The Liberty Mutual Research Institute for Safety publishes a Workplace Safety index that defines the most disabling workplace injuries and the cost associated with them. The top-ranking (by a lot) category of injury was overexertion. These are injuries from excessive pushing, pulling, lifting, carrying, throwing, and holding. According to the research, costs from these injuries account for over a quarter the overall national burden. Also ranking in the top five disabling injury categories is bodily reaction. This includes injuries from bending, climbing, reaching, standing, sitting, slipping, or tripping without falling. What separates these two categories from the other 3 in the top 5 (fall on the same level, fall to a lower level, and struck by an object) is that the risks come from the job tasks themselves and not the structure of the environment. Overexertion and bodily reaction injuries are likely to be musculoskeletal disorders resulting from the physical nature of the job. These often develop over time, vary in severity, and therefore also require varying kinds of treatment. They also can be the most difficult to anticipate; companies need to invest in equipment that replaces pushing, pulling, bending, etc., to avoid these kinds of injuries.

When looking at the cost of injuries, the direct costs are easier to calculate than the indirect once you know what treatment is required. The direct costs (that are typically covered by worker’s comp) can include medical bills (which may include surgery), manual therapies (physical therapy, massage, chiropractics), splinting aids (braces, slings), lost wages, and possibly an impairment award. If the injury results in permanent disability, then in addition to these costs, a settlement will also include lost wages for the rest of the worker’s life. In some cases, legal fees are added to the bill. Even an injury that neither requires surgery nor permanently disables the employee will cost thousands of dollars.

Calculating indirect costs isn’t always so cut and dry. When an employee is injured, several things need to happen at the work site. Depending on the injury, replacement employees may need to be trained, accident investigation may be in order, corrective measures may be appropriate, and repairs may need to be made. Extra administrative hours may be spent completing paperwork on the incident. Additionally, the business has lost productivity and costs related to absenteeism and lowered employee morale.  Insurance premiums may be affected, and in some cases, media attention negatively impacts the success of a business.

Fortunately, there is a formula to help us anticipate the total cost of an injury and how much you need to make to offset it. In fact, for those who are not fans of math, there is a webpage that calculates it automatically. We will use the formula on the SafetyXChange website to explain how the numbers are calculated. The direct cost is the complete value of the insurance claim. That part is easy. To figure indirect cost, the direct cost is multiplied by either 4.5, 1.6, 1.2, or 1.1 depending on the direct cost. (As the cost goes up, the multiplier gets smaller.) For example, if the direct cost is $2,000, it is multiplied by 4.5 to find the indirect cost ($9,000). Add the direct and indirect costs together for a total cost ($2,000 + $9,000 = $11,000). The next step is figuring profit margin.
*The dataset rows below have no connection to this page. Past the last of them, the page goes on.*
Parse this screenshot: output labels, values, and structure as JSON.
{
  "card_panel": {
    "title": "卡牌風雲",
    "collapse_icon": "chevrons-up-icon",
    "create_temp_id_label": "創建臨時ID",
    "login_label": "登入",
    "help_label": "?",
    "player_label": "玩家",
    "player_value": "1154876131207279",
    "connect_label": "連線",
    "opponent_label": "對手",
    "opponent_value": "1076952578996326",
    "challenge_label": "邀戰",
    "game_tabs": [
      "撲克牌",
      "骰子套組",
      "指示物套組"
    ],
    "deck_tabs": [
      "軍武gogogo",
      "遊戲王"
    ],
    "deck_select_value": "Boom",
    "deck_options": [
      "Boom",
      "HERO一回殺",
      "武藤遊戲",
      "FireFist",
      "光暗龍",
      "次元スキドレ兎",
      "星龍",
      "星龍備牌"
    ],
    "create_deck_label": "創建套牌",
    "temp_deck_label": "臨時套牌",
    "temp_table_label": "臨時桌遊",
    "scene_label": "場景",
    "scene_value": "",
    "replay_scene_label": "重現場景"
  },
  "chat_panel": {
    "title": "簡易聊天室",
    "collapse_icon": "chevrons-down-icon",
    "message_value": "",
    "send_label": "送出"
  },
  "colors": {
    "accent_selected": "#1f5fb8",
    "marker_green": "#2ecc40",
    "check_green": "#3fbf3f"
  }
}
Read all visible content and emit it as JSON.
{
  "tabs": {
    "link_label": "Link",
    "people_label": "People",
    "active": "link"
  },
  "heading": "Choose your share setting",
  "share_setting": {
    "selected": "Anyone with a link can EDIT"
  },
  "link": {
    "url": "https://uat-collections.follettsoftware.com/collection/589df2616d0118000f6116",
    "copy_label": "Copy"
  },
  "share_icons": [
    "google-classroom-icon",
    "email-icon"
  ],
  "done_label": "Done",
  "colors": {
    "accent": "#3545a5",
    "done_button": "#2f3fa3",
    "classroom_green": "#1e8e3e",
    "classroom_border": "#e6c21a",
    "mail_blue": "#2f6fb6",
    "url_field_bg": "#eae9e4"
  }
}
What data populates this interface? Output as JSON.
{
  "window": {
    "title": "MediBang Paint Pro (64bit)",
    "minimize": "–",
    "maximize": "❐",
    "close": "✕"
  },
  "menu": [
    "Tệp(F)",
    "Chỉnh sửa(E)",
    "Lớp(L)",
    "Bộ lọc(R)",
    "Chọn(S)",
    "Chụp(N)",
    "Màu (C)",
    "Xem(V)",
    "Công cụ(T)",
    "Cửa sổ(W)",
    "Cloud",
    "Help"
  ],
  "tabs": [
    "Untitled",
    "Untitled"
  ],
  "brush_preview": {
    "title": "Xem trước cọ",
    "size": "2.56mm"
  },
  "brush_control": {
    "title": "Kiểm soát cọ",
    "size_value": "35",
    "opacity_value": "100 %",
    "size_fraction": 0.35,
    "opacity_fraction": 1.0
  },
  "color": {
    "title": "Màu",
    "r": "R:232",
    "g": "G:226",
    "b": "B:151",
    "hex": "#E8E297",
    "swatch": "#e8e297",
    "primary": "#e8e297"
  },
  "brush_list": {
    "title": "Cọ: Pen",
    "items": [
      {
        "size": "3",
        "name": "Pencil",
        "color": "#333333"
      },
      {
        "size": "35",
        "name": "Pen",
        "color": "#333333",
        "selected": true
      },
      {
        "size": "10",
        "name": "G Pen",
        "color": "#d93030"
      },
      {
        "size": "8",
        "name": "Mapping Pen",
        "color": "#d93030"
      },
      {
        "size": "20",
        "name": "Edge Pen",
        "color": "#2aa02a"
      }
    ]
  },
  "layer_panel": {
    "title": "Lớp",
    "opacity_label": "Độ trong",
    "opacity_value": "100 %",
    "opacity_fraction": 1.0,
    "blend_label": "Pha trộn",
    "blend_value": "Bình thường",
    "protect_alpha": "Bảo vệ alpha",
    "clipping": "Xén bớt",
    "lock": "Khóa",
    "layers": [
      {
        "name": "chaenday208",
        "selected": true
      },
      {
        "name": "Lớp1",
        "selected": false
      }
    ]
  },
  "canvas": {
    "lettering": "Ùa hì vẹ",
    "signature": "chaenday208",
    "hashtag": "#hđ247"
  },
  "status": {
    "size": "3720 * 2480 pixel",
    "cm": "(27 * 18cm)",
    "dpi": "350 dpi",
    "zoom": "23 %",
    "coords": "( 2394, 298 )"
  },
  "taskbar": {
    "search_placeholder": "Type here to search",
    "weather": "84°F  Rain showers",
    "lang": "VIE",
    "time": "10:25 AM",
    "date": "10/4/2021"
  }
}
Simply divide the total profits by the total sales. For example, if after the cost of goods, one profits $2,000 on $10,000 in sales, his profit margin is .2 or 20%.  Finally, divide the total cost by the profit margin. In this example, that would be 11,000/.2. The resulting revenue required to offset the loss in this example is $55,000. Again, a $2,000 injury would require a company whose profit margin is 20% to generate $55,000 in revenue to make up for it. Ouch.

When the actual cost of injury is broken down, the need to prevent it becomes even more urgent. In the next article, we will look closely at overexertion injuries and the most common type of injury in that category.

Employers looking to prevent overexertion injuries are in luck. There are redesigns and equipment options available to make the workplace safer. One option that replaces a lot of the most dangerous work is a battery-powered Load Mover. This equipment is durable, powerful, and lasts all day on one charge. It is completely self-propelled, so employees don’t need to push or pull. Additionally, they maneuver easily and can move 1,000 to 50,000 pounds. Load Movers can eliminate pushing, pulling, lifting, carrying, and reaching tasks that other motorized and/or wheeled carts cannot. For more information, please visit